App and web page records:
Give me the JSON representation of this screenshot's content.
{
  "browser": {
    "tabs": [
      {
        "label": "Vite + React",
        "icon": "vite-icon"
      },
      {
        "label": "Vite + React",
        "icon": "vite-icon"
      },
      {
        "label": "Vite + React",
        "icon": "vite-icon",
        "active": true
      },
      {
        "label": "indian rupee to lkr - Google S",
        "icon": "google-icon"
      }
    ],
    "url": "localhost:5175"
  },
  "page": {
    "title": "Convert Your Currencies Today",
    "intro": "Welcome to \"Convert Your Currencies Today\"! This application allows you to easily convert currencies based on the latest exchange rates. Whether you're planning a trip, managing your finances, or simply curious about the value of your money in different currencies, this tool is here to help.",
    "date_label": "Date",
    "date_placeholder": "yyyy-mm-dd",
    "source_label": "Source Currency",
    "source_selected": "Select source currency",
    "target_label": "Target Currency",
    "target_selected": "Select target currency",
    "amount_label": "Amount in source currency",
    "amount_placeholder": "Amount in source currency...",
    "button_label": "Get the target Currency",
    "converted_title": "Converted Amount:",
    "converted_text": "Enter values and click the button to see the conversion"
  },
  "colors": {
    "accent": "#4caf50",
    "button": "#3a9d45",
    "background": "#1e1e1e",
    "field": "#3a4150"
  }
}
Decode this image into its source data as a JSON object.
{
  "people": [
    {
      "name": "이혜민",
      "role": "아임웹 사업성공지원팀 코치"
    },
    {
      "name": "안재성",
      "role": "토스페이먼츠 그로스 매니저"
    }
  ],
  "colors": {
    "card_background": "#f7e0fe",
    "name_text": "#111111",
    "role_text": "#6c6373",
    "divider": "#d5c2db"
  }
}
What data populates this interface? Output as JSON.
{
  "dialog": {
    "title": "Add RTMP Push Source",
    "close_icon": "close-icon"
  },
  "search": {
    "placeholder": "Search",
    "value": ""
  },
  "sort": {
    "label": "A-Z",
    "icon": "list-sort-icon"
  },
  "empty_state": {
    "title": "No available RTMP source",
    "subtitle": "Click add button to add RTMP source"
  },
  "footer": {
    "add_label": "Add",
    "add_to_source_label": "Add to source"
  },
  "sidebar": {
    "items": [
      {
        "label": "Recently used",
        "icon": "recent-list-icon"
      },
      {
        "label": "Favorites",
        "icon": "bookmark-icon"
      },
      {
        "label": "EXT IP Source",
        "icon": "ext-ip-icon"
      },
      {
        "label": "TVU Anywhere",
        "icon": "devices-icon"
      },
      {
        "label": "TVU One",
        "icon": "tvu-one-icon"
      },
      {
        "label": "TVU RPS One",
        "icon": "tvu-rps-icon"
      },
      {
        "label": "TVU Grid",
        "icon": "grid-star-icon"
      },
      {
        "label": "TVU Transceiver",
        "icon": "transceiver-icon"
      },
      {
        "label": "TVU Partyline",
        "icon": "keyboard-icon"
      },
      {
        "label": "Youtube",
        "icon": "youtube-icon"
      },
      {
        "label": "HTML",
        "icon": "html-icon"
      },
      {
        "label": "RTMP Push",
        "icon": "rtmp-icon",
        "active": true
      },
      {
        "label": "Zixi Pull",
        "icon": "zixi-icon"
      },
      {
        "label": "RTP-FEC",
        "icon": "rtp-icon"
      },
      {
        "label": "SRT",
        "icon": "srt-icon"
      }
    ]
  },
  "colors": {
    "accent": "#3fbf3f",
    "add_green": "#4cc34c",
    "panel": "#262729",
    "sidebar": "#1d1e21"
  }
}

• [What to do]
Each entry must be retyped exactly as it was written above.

• [Answer area]
Give me the JSON representation of this screenshot's content.
{
  "browser": {
    "tabs": [
      {
        "label": "Vite + React",
        "icon": "vite-icon"
      },
      {
        "label": "Vite + React",
        "icon": "vite-icon"
      },
      {
        "label": "Vite + React",
        "icon": "vite-icon",
        "active": true
      },
      {
        "label": "indian rupee to lkr - Google S",
        "icon": "google-icon"
      }
    ],
    "url": "localhost:5175"
  },
  "page": {
    "title": "Convert Your Currencies Today",
    "intro": "Welcome to \"Convert Your Currencies Today\"! This application allows you to easily convert currencies based on the latest exchange rates. Whether you're planning a trip, managing your finances, or simply curious about the value of your money in different currencies, this tool is here to help.",
    "date_label": "Date",
    "date_placeholder": "yyyy-mm-dd",
    "source_label": "Source Currency",
    "source_selected": "Select source currency",
    "target_label": "Target Currency",
    "target_selected": "Select target currency",
    "amount_label": "Amount in source currency",
    "amount_placeholder": "Amount in source currency...",
    "button_label": "Get the target Currency",
    "converted_title": "Converted Amount:",
    "converted_text": "Enter values and click the button to see the conversion"
  },
  "colors": {
    "accent": "#4caf50",
    "button": "#3a9d45",
    "background": "#1e1e1e",
    "field": "#3a4150"
  }
}
Decode this image into its source data as a JSON object.
{
  "people": [
    {
      "name": "이혜민",
      "role": "아임웹 사업성공지원팀 코치"
    },
    {
      "name": "안재성",
      "role": "토스페이먼츠 그로스 매니저"
    }
  ],
  "colors": {
    "card_background": "#f7e0fe",
    "name_text": "#111111",
    "role_text": "#6c6373",
    "divider": "#d5c2db"
  }
}
What data populates this interface? Output as JSON.
{
  "dialog": {
    "title": "Add RTMP Push Source",
    "close_icon": "close-icon"
  },
  "search": {
    "placeholder": "Search",
    "value": ""
  },
  "sort": {
    "label": "A-Z",
    "icon": "list-sort-icon"
  },
  "empty_state": {
    "title": "No available RTMP source",
    "subtitle": "Click add button to add RTMP source"
  },
  "footer": {
    "add_label": "Add",
    "add_to_source_label": "Add to source"
  },
  "sidebar": {
    "items": [
      {
        "label": "Recently used",
        "icon": "recent-list-icon"
      },
      {
        "label": "Favorites",
        "icon": "bookmark-icon"
      },
      {
        "label": "EXT IP Source",
        "icon": "ext-ip-icon"
      },
      {
        "label": "TVU Anywhere",
        "icon": "devices-icon"
      },
      {
        "label": "TVU One",
        "icon": "tvu-one-icon"
      },
      {
        "label": "TVU RPS One",
        "icon": "tvu-rps-icon"
      },
      {
        "label": "TVU Grid",
        "icon": "grid-star-icon"
      },
      {
        "label": "TVU Transceiver",
        "icon": "transceiver-icon"
      },
      {
        "label": "TVU Partyline",
        "icon": "keyboard-icon"
      },
      {
        "label": "Youtube",
        "icon": "youtube-icon"
      },
      {
        "label": "HTML",
        "icon": "html-icon"
      },
      {
        "label": "RTMP Push",
        "icon": "rtmp-icon",
        "active": true
      },
      {
        "label": "Zixi Pull",
        "icon": "zixi-icon"
      },
      {
        "label": "RTP-FEC",
        "icon": "rtp-icon"
      },
      {
        "label": "SRT",
        "icon": "srt-icon"
      }
    ]
  },
  "colors": {
    "accent": "#3fbf3f",
    "add_green": "#4cc34c",
    "panel": "#262729",
    "sidebar": "#1d1e21"
  }
}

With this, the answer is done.